The key player, a fatty chemical called oxPAPC, is naturally found in damaged tissues and atherosclerotic plaques. It selectively targets dendritic cells and could, the researchers believe, enhance people’s immunity to a wide range of infections. …
Although there are more than 150 types of childhood cancer, pediatric cancer receives only a small fraction of NIH and National Cancer Institute funding, Williams writes. Yet, he points out, just as breakthroughs in adult cancer research can help children, breakthroughs in pediatric cancer can also benefit adults.
Williams and other members of the Coalition for Pediatric Medical Research recently met with the staff of Vice President Joseph Biden, leader of the federal government’s cancer moonshot. Their message? Make sure that pediatric cancer is represented on the moonshot.
When Sarah and Jon Morris’ twins were born nine weeks early, they embarked on a journey largely dictated by their children’s medical needs. While son Drew was thriving, daughter Emma was severely compromised and was transferred to Boston Children’s Hospital’s Neonatal Intensive Care Unit (NICU). “We felt powerless,” remembers Jon. “Every time we thought we had made progress, we had a setback. It’s always two steps forward, one step back in the NICU. That backwards step always hit the hardest.”
After 296 days at Boston Children’s, Emma went home tethered to breathing and feeding tubes. The Morrises had a pulse oximeter at home to regularly test Emma’s blood oxygen level.
There were frustrating limitations to Emma’s oximeter: …
Running the Boston Marathon takes months of training, and it can take a toll on elite marathoners and novice athletes alike. Vector checked in with some of the experts in the Boston Children’s Hospital’s Sports Medicine Division to learn more about how science can aid marathon runners, prevent injury and illness and facilitate recovery. Hover over the icons below for some basics.
Chocolate milk: A no-brainer for maximizing recovery
The most rapid way to maximize recovery after an endurance run is to consume carbohydrates in a 4:1 ratio within 30 to 60 minutes of completing the marathon. The enzyme glycogen synthase is most active within this time frame; it synthesizes glycogen — the body’s main source of energy during activity — from glucose in the body. Chocolate milk has become a favorite of runners and athletes since it provides the perfect 4:1 ratio of carbohydrate to protein. —Laura Moretti, MS, RD, clinical nutrition specialist …
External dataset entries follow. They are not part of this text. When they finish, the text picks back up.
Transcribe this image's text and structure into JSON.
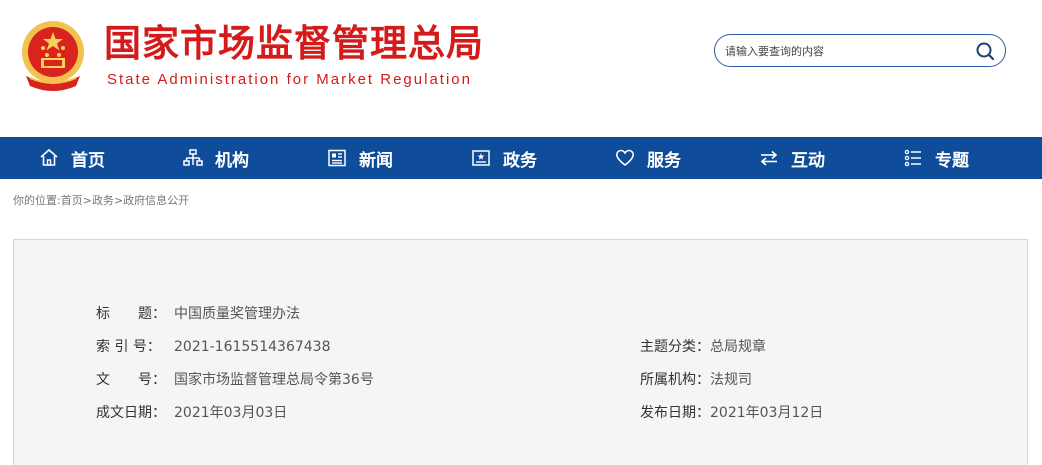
{
  "header": {
    "title_cn": "国家市场监督管理总局",
    "title_en": "State Administration for Market Regulation",
    "brand_color": "#d41b1b"
  },
  "search": {
    "placeholder": "请输入要查询的内容",
    "icon": "search-icon"
  },
  "nav": {
    "background": "#0f4c99",
    "items": [
      {
        "label": "首页",
        "icon": "home-icon"
      },
      {
        "label": "机构",
        "icon": "org-chart-icon"
      },
      {
        "label": "新闻",
        "icon": "news-icon"
      },
      {
        "label": "政务",
        "icon": "government-icon"
      },
      {
        "label": "服务",
        "icon": "heart-icon"
      },
      {
        "label": "互动",
        "icon": "exchange-icon"
      },
      {
        "label": "专题",
        "icon": "list-icon"
      }
    ]
  },
  "breadcrumb": {
    "prefix": "你的位置:",
    "items": [
      "首页",
      "政务",
      "政府信息公开"
    ],
    "separator": ">"
  },
  "info": {
    "title_label": "标　　题：",
    "title_value": "中国质量奖管理办法",
    "index_label": "索 引 号：",
    "index_value": "2021-1615514367438",
    "docno_label": "文　　号：",
    "docno_value": "国家市场监督管理总局令第36号",
    "created_label": "成文日期：",
    "created_value": "2021年03月03日",
    "topic_label": "主题分类：",
    "topic_value": "总局规章",
    "org_label": "所属机构：",
    "org_value": "法规司",
    "published_label": "发布日期：",
    "published_value": "2021年03月12日"
  }
}
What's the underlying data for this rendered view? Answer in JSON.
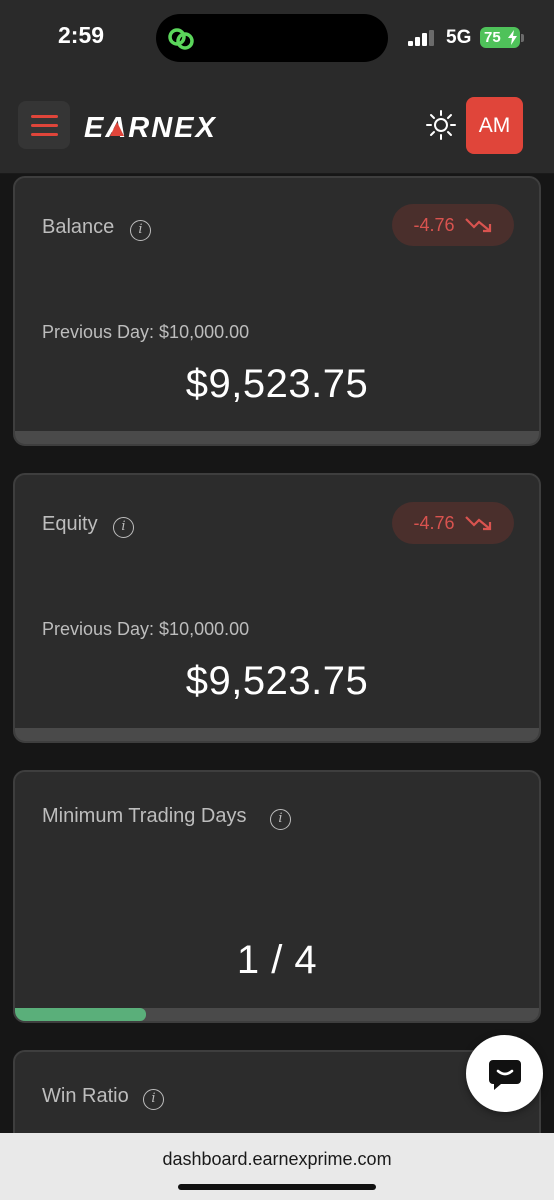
{
  "status_bar": {
    "time": "2:59",
    "network": "5G",
    "battery": "75"
  },
  "header": {
    "brand": "EARNEX",
    "avatar_initials": "AM",
    "accent_color": "#e0453a"
  },
  "cards": {
    "balance": {
      "title": "Balance",
      "info": "i",
      "delta": "-4.76",
      "previous_day": "Previous Day: $10,000.00",
      "value": "$9,523.75"
    },
    "equity": {
      "title": "Equity",
      "info": "i",
      "delta": "-4.76",
      "previous_day": "Previous Day: $10,000.00",
      "value": "$9,523.75"
    },
    "min_trading_days": {
      "title": "Minimum Trading Days",
      "info": "i",
      "value": "1 / 4",
      "progress_fraction": 0.25
    },
    "win_ratio": {
      "title": "Win Ratio",
      "info": "i"
    }
  },
  "browser": {
    "url": "dashboard.earnexprime.com"
  },
  "icons": {
    "menu": "hamburger-icon",
    "theme": "sun-icon",
    "info": "info-icon",
    "trend": "trend-down-icon",
    "chat": "chat-icon"
  },
  "colors": {
    "negative": "#d9534f",
    "progress": "#5aaf7a",
    "battery": "#4fc25a"
  }
}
Spina bifida and other neural tube defects have become fairly rare in the United States, thanks in part to folic acid added to foods and campaigns to get childbearing women to take folic acid. But in Bangladesh, spina bifida is a common occurrence on maternity wards; in fact, it is considered to be epidemic.
“No surveillance is done, so it’s not clear how many cases there are,” says Maitreyi Mazumdar, MD, MPH, a neurologist at Boston Children’s Hospital who conducts environmental health research. “Children may die in delivery, or they may die before seeing a surgeon.”
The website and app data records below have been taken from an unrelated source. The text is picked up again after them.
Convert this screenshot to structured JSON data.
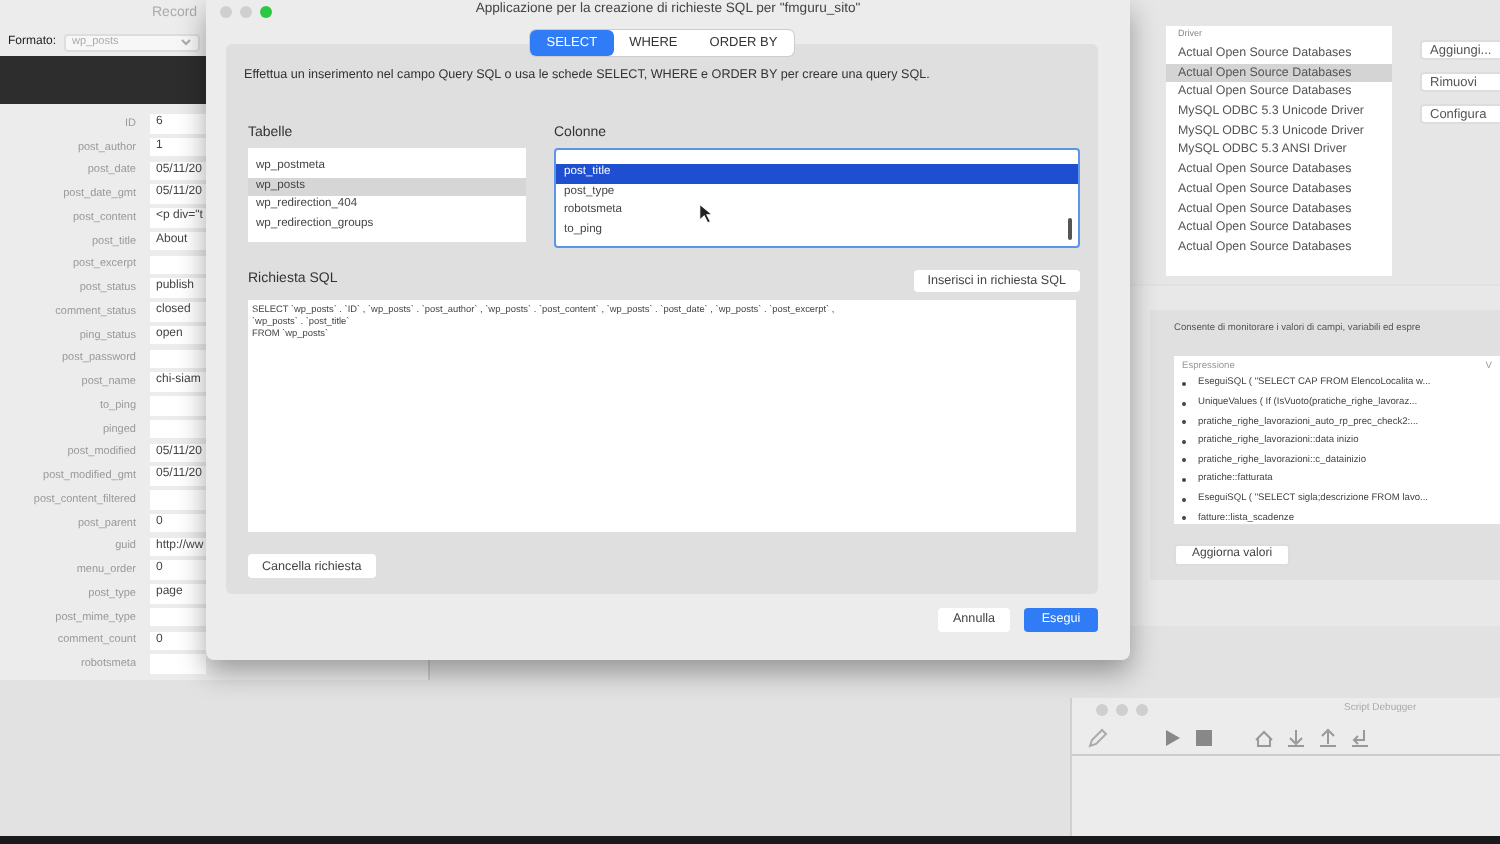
{
  "record_window": {
    "title": "Record",
    "format_label": "Formato:",
    "format_value": "wp_posts",
    "fields": [
      {
        "label": "ID",
        "value": "6"
      },
      {
        "label": "post_author",
        "value": "1"
      },
      {
        "label": "post_date",
        "value": "05/11/20"
      },
      {
        "label": "post_date_gmt",
        "value": "05/11/20"
      },
      {
        "label": "post_content",
        "value": "<p div=\"t"
      },
      {
        "label": "post_title",
        "value": "About"
      },
      {
        "label": "post_excerpt"
      },
      {
        "label": "post_status",
        "value": "publish"
      },
      {
        "label": "comment_status",
        "value": "closed"
      },
      {
        "label": "ping_status",
        "value": "open"
      },
      {
        "label": "post_password"
      },
      {
        "label": "post_name",
        "value": "chi-siam"
      },
      {
        "label": "to_ping"
      },
      {
        "label": "pinged"
      },
      {
        "label": "post_modified",
        "value": "05/11/20"
      },
      {
        "label": "post_modified_gmt",
        "value": "05/11/20"
      },
      {
        "label": "post_content_filtered"
      },
      {
        "label": "post_parent",
        "value": "0"
      },
      {
        "label": "guid",
        "value": "http://ww"
      },
      {
        "label": "menu_order",
        "value": "0"
      },
      {
        "label": "post_type",
        "value": "page"
      },
      {
        "label": "post_mime_type"
      },
      {
        "label": "comment_count",
        "value": "0"
      },
      {
        "label": "robotsmeta"
      }
    ]
  },
  "odbc_window": {
    "column_header": "Driver",
    "drivers": [
      {
        "name": "Actual Open Source Databases",
        "selected": false
      },
      {
        "name": "Actual Open Source Databases",
        "selected": true
      },
      {
        "name": "Actual Open Source Databases",
        "selected": false
      },
      {
        "name": "MySQL ODBC 5.3 Unicode Driver",
        "selected": false
      },
      {
        "name": "MySQL ODBC 5.3 Unicode Driver",
        "selected": false
      },
      {
        "name": "MySQL ODBC 5.3 ANSI Driver",
        "selected": false
      },
      {
        "name": "Actual Open Source Databases",
        "selected": false
      },
      {
        "name": "Actual Open Source Databases",
        "selected": false
      },
      {
        "name": "Actual Open Source Databases",
        "selected": false
      },
      {
        "name": "Actual Open Source Databases",
        "selected": false
      },
      {
        "name": "Actual Open Source Databases",
        "selected": false
      }
    ],
    "buttons": [
      "Aggiungi...",
      "Rimuovi",
      "Configura"
    ]
  },
  "data_viewer": {
    "description": "Consente di monitorare i valori di campi, variabili ed espre",
    "columns": [
      "Espressione",
      "V"
    ],
    "rows": [
      "EseguiSQL ( \"SELECT CAP FROM ElencoLocalita w...",
      "UniqueValues ( If (IsVuoto(pratiche_righe_lavoraz...",
      "pratiche_righe_lavorazioni_auto_rp_prec_check2:...",
      "pratiche_righe_lavorazioni::data inizio",
      "pratiche_righe_lavorazioni::c_datainizio",
      "pratiche::fatturata",
      "EseguiSQL ( \"SELECT sigla;descrizione FROM lavo...",
      "fatture::lista_scadenze"
    ],
    "refresh_button": "Aggiorna valori"
  },
  "script_debugger": {
    "title": "Script Debugger"
  },
  "sql_dialog": {
    "title": "Applicazione per la creazione di richieste SQL per \"fmguru_sito\"",
    "tabs": [
      {
        "label": "SELECT",
        "selected": true
      },
      {
        "label": "WHERE",
        "selected": false
      },
      {
        "label": "ORDER BY",
        "selected": false
      }
    ],
    "description": "Effettua un inserimento nel campo Query SQL o usa le schede SELECT, WHERE e ORDER BY per creare una query SQL.",
    "tables": {
      "label": "Tabelle",
      "items": [
        {
          "name": "wp_postmeta",
          "selected": false
        },
        {
          "name": "wp_posts",
          "selected": true
        },
        {
          "name": "wp_redirection_404",
          "selected": false
        },
        {
          "name": "wp_redirection_groups",
          "selected": false
        }
      ]
    },
    "columns": {
      "label": "Colonne",
      "items": [
        {
          "name": "post_title",
          "selected": true
        },
        {
          "name": "post_type",
          "selected": false
        },
        {
          "name": "robotsmeta",
          "selected": false
        },
        {
          "name": "to_ping",
          "selected": false
        }
      ]
    },
    "sql_label": "Richiesta SQL",
    "insert_button": "Inserisci in richiesta SQL",
    "sql_text": "SELECT `wp_posts` . `ID` , `wp_posts` . `post_author` , `wp_posts` . `post_content` , `wp_posts` . `post_date` , `wp_posts` . `post_excerpt` ,\n`wp_posts` . `post_title`\nFROM `wp_posts`",
    "clear_button": "Cancella richiesta",
    "buttons": [
      {
        "label": "Annulla",
        "kind": "secondary"
      },
      {
        "label": "Esegui",
        "kind": "primary"
      }
    ]
  }
}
Although folic acid supplementation isn’t widespread in Bangladesh, Mazumdar thinks there is another factor in play: the country’s ongoing epidemic of arsenic poisoning. …
An occasional roundup of news items Vector finds noteworthy.
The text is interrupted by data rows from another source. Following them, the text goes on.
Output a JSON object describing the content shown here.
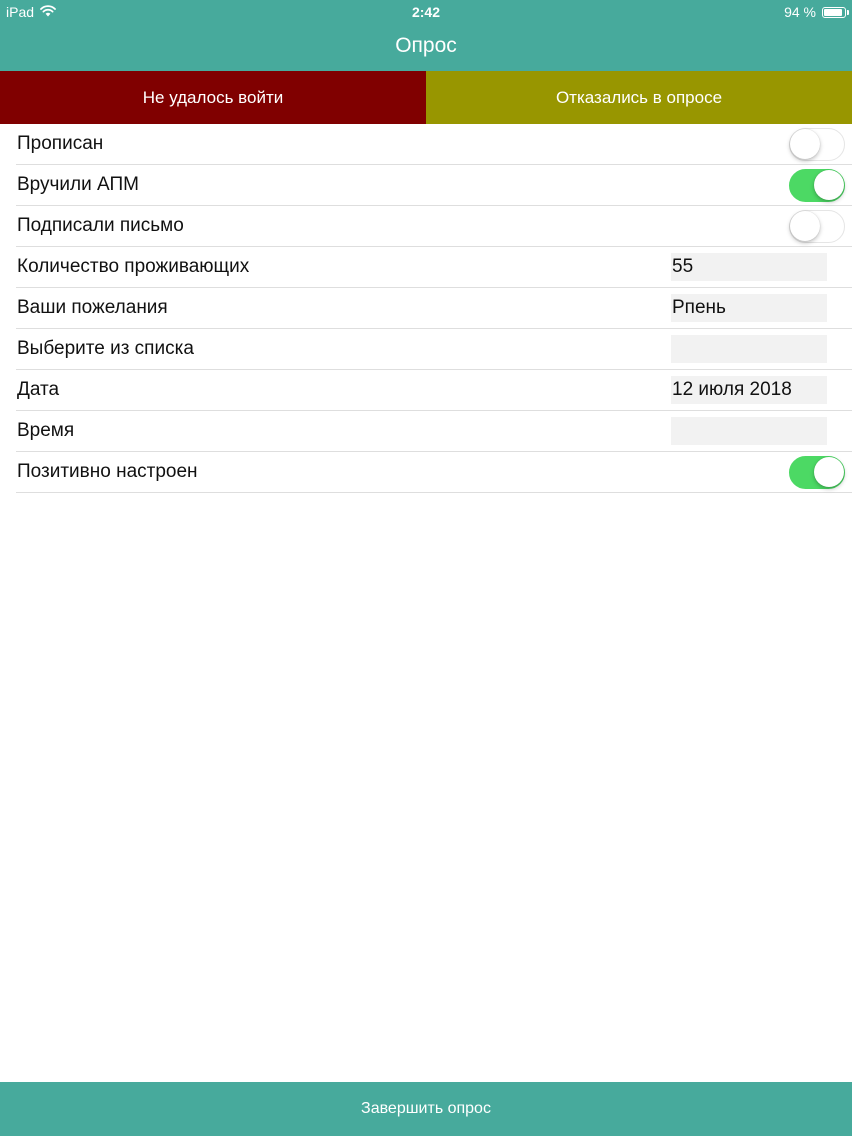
{
  "status_bar": {
    "device": "iPad",
    "time": "2:42",
    "battery_text": "94 %",
    "battery_level": 0.94,
    "wifi_icon": "wifi-icon",
    "battery_icon": "battery-icon"
  },
  "header": {
    "title": "Опрос",
    "background_color": "#47aa9c"
  },
  "segments": {
    "left_label": "Не удалось войти",
    "left_color": "#800000",
    "right_label": "Отказались в опросе",
    "right_color": "#989600"
  },
  "form": {
    "rows": [
      {
        "label": "Прописан",
        "type": "toggle",
        "on": false
      },
      {
        "label": "Вручили АПМ",
        "type": "toggle",
        "on": true
      },
      {
        "label": "Подписали письмо",
        "type": "toggle",
        "on": false
      },
      {
        "label": "Количество проживающих",
        "type": "field",
        "value": "55"
      },
      {
        "label": "Ваши пожелания",
        "type": "field",
        "value": "Рпень"
      },
      {
        "label": "Выберите из списка",
        "type": "field",
        "value": ""
      },
      {
        "label": "Дата",
        "type": "field",
        "value": "12 июля 2018"
      },
      {
        "label": "Время",
        "type": "field",
        "value": ""
      },
      {
        "label": "Позитивно настроен",
        "type": "toggle",
        "on": true
      }
    ],
    "toggle_on_color": "#4cd964"
  },
  "footer": {
    "finish_label": "Завершить опрос"
  }
}
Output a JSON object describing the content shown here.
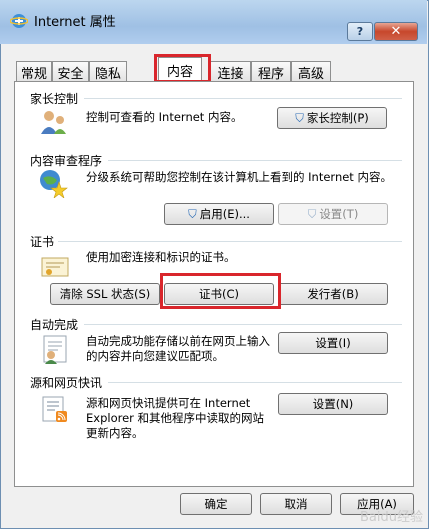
{
  "window": {
    "title": "Internet 属性"
  },
  "tabs": [
    {
      "label": "常规"
    },
    {
      "label": "安全"
    },
    {
      "label": "隐私"
    },
    {
      "label": "内容"
    },
    {
      "label": "连接"
    },
    {
      "label": "程序"
    },
    {
      "label": "高级"
    }
  ],
  "active_tab": "内容",
  "parental": {
    "title": "家长控制",
    "description": "控制可查看的 Internet 内容。",
    "button": "家长控制(P)"
  },
  "content_advisor": {
    "title": "内容审查程序",
    "description": "分级系统可帮助您控制在该计算机上看到的 Internet 内容。",
    "enable_button": "启用(E)...",
    "settings_button": "设置(T)"
  },
  "certificates": {
    "title": "证书",
    "description": "使用加密连接和标识的证书。",
    "clear_ssl_button": "清除 SSL 状态(S)",
    "certificates_button": "证书(C)",
    "publishers_button": "发行者(B)"
  },
  "autocomplete": {
    "title": "自动完成",
    "description": "自动完成功能存储以前在网页上输入的内容并向您建议匹配项。",
    "settings_button": "设置(I)"
  },
  "feeds": {
    "title": "源和网页快讯",
    "description": "源和网页快讯提供可在 Internet Explorer 和其他程序中读取的网站更新内容。",
    "settings_button": "设置(N)"
  },
  "footer": {
    "ok_button": "确定",
    "cancel_button": "取消",
    "apply_button": "应用(A)"
  },
  "watermark": "Baidu经验",
  "colors": {
    "highlight_box": "#d9262c",
    "title_gradient": "#9fc0e4",
    "close_button": "#c7472c"
  }
}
Zika’s surface in stunning detail; mosquito tactics
We haven’t curbed the Zika epidemic yet. But cryo-electron microscopy — a newer, faster alternative to X-ray crystallography — at least reveals the structure of the virus, which has been linked to microcephaly (though not yet definitively). The anatomy of the virus’s projections gives clues to how the virus is able to attach to and infect cells, and could provide toeholds for developing antiviral treatments and vaccines. Read coverage in the Washington Post and see the full paper in Science.
Meanwhile, as The New York Times reports, scientists are coming together in an effort to control Zika by genetically manipulating the mosquito that spreads it, Aedes aegypti. …